• [PROBLEM DETAILS]
Only the lines that contain the string "data" belong in the answer; pull them from the records.

◇ ◇ ◇

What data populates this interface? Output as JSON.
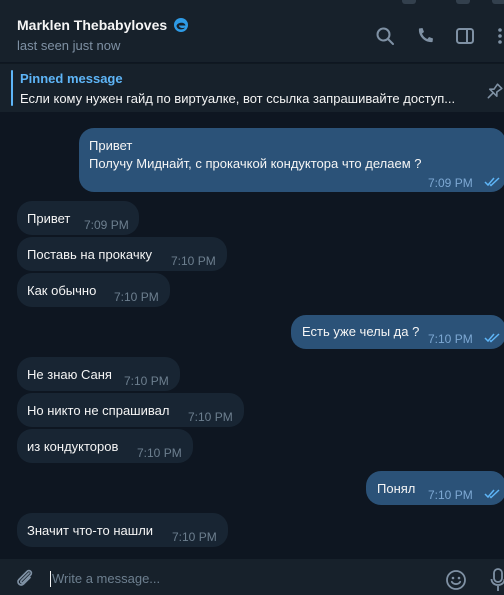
{
  "header": {
    "chat_name": "Marklen Thebabyloves",
    "status": "last seen just now"
  },
  "pinned": {
    "title": "Pinned message",
    "text": "Если кому нужен гайд по виртуалке, вот ссылка запрашивайте доступ..."
  },
  "messages": [
    {
      "direction": "out",
      "lines": [
        "Привет",
        "Получу Миднайт, с прокачкой кондуктора что делаем ?"
      ],
      "time": "7:09 PM",
      "read": true
    },
    {
      "direction": "in",
      "lines": [
        "Привет"
      ],
      "time": "7:09 PM"
    },
    {
      "direction": "in",
      "lines": [
        "Поставь на прокачку"
      ],
      "time": "7:10 PM"
    },
    {
      "direction": "in",
      "lines": [
        "Как обычно"
      ],
      "time": "7:10 PM"
    },
    {
      "direction": "out",
      "lines": [
        "Есть уже челы да ?"
      ],
      "time": "7:10 PM",
      "read": true
    },
    {
      "direction": "in",
      "lines": [
        "Не знаю Саня"
      ],
      "time": "7:10 PM"
    },
    {
      "direction": "in",
      "lines": [
        "Но никто не спрашивал"
      ],
      "time": "7:10 PM"
    },
    {
      "direction": "in",
      "lines": [
        "из кондукторов"
      ],
      "time": "7:10 PM"
    },
    {
      "direction": "out",
      "lines": [
        "Понял"
      ],
      "time": "7:10 PM",
      "read": true
    },
    {
      "direction": "in",
      "lines": [
        "Значит что-то нашли"
      ],
      "time": "7:10 PM"
    }
  ],
  "composer": {
    "placeholder": "Write a message..."
  },
  "icons": {
    "header": [
      "search-icon",
      "phone-icon",
      "sidebar-toggle-icon",
      "more-vertical-icon"
    ],
    "pinned": "pin-icon",
    "composer": [
      "attach-icon",
      "emoji-icon",
      "microphone-icon"
    ]
  },
  "colors": {
    "background": "#0e1621",
    "panel": "#17212b",
    "incoming_bubble": "#182533",
    "outgoing_bubble": "#2b5278",
    "accent": "#5eb5f7",
    "muted_text": "#7f91a4"
  }
}
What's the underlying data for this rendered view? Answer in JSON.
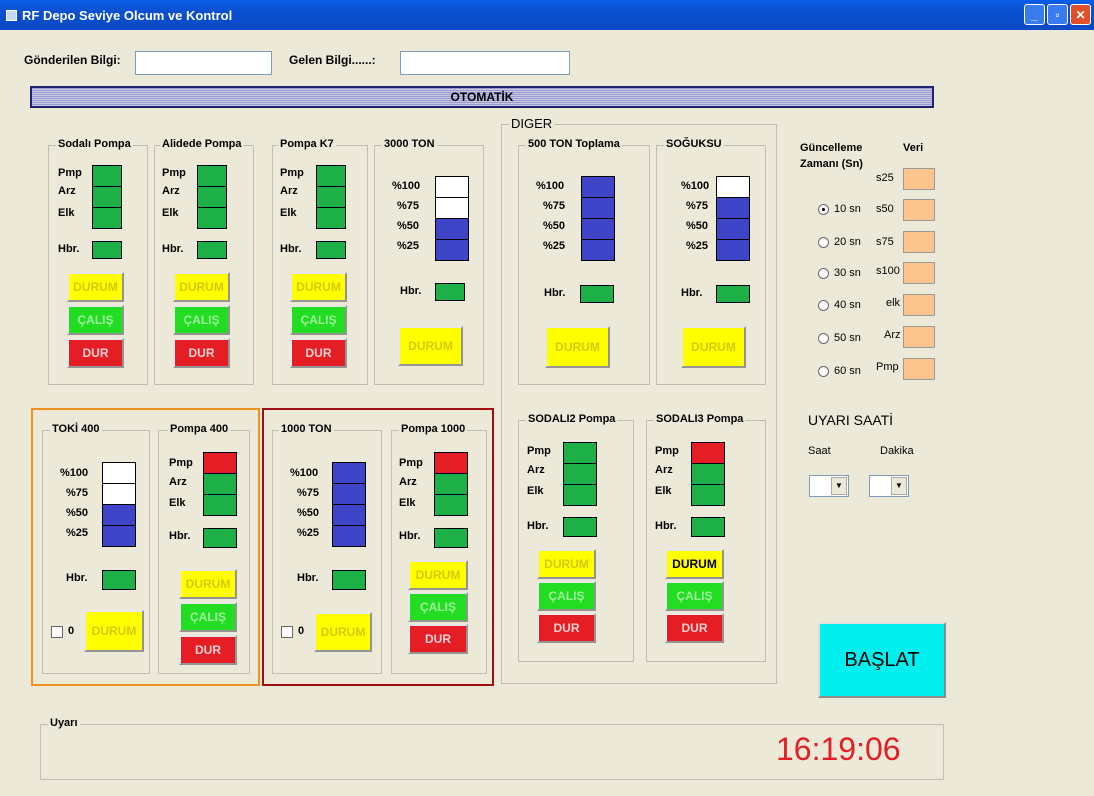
{
  "window": {
    "title": "RF Depo Seviye Olcum ve Kontrol"
  },
  "top": {
    "sent_label": "Gönderilen Bilgi:",
    "sent_value": "",
    "recv_label": "Gelen Bilgi......:",
    "recv_value": ""
  },
  "banner": "OTOMATİK",
  "labels": {
    "pmp": "Pmp",
    "arz": "Arz",
    "elk": "Elk",
    "hbr": "Hbr.",
    "p100": "%100",
    "p75": "%75",
    "p50": "%50",
    "p25": "%25"
  },
  "buttons": {
    "durum": "DURUM",
    "calis": "ÇALIŞ",
    "dur": "DUR"
  },
  "panels": {
    "sodali_pompa": "Sodalı Pompa",
    "alidede_pompa": "Alidede Pompa",
    "pompa_k7": "Pompa K7",
    "ton3000": "3000 TON",
    "diger": "DIGER",
    "ton500": "500 TON Toplama",
    "soguksu": "SOĞUKSU",
    "toki400": "TOKİ 400",
    "pompa400": "Pompa 400",
    "ton1000": "1000 TON",
    "pompa1000": "Pompa 1000",
    "sodali2": "SODALI2 Pompa",
    "sodali3": "SODALI3 Pompa"
  },
  "checkbox_value": "0",
  "update": {
    "title_line1": "Güncelleme",
    "title_line2": "Zamanı (Sn)",
    "veri": "Veri",
    "options": [
      "10 sn",
      "20 sn",
      "30 sn",
      "40 sn",
      "50 sn",
      "60 sn"
    ],
    "selected": "10 sn",
    "fields": [
      "s25",
      "s50",
      "s75",
      "s100",
      "elk",
      "Arz",
      "Pmp"
    ]
  },
  "alarm": {
    "title": "UYARI SAATİ",
    "saat": "Saat",
    "dakika": "Dakika"
  },
  "start_button": "BAŞLAT",
  "warning_label": "Uyarı",
  "clock": "16:19:06",
  "colors": {
    "green": "#1db046",
    "red": "#e51e25",
    "blue": "#3d44c8",
    "yellow": "#ffff00",
    "cyan": "#00f0f0",
    "orange_frame": "#f0901e",
    "red_frame": "#a01010"
  }
}
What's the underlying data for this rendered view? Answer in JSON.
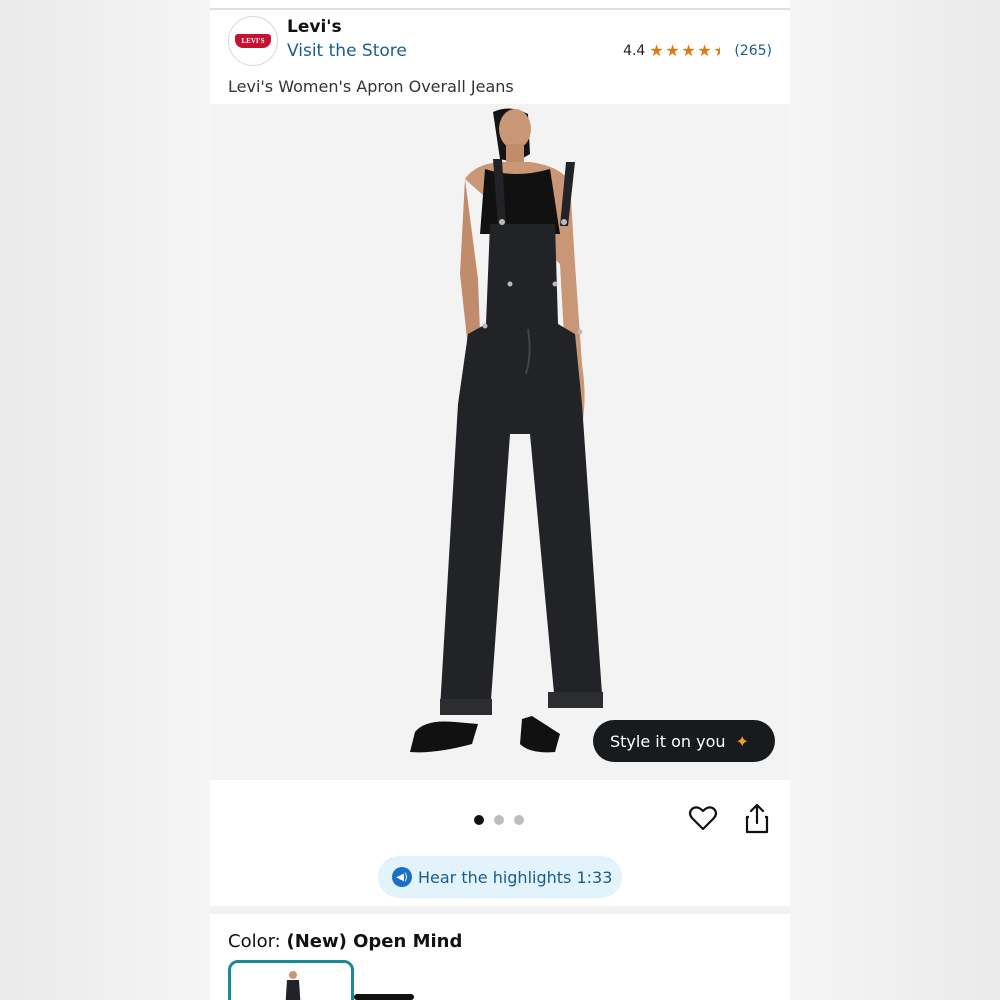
{
  "header": {
    "brand_logo_text": "LEVI'S",
    "brand_name": "Levi's",
    "store_link": "Visit the Store",
    "rating_value": "4.4",
    "rating_stars": 4.4,
    "rating_count": "(265)"
  },
  "product": {
    "title": "Levi's Women's Apron Overall Jeans",
    "style_button": "Style it on you"
  },
  "gallery": {
    "dot_count": 3,
    "active_index": 0
  },
  "highlights": {
    "label": "Hear the highlights 1:33"
  },
  "color": {
    "label": "Color: ",
    "value": "(New) Open Mind"
  },
  "icons": [
    "levis-logo-icon",
    "star-icon",
    "sparkle-icon",
    "heart-icon",
    "share-icon",
    "audio-icon"
  ],
  "colors": {
    "link": "#1a5d8c",
    "star": "#e47911",
    "accent_swatch": "#1a8a9b",
    "dark_button": "#171b1d"
  }
}
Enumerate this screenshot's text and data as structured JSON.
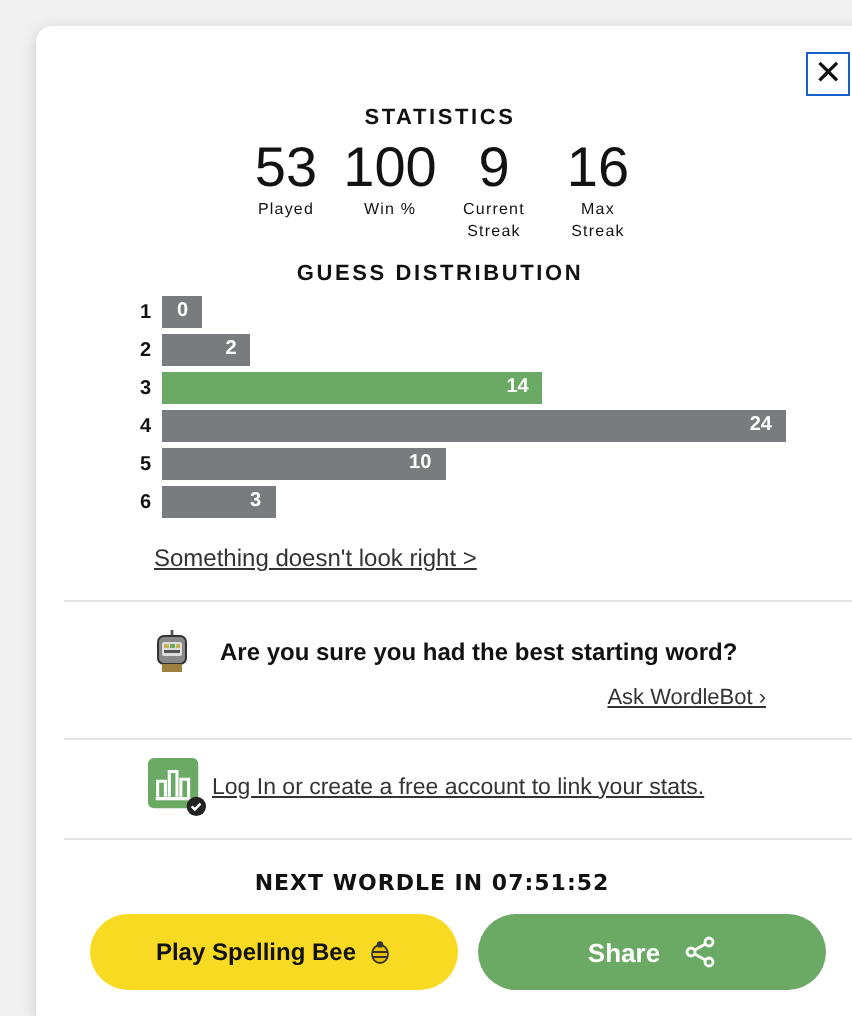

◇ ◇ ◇

• [YOUR SOLUTION]
What data populates this interface? Output as JSON.
What's the underlying data for this rendered view? Answer in JSON.
What's the underlying data for this rendered view? Answer in JSON.
Enumerate this screenshot's text and data as structured JSON.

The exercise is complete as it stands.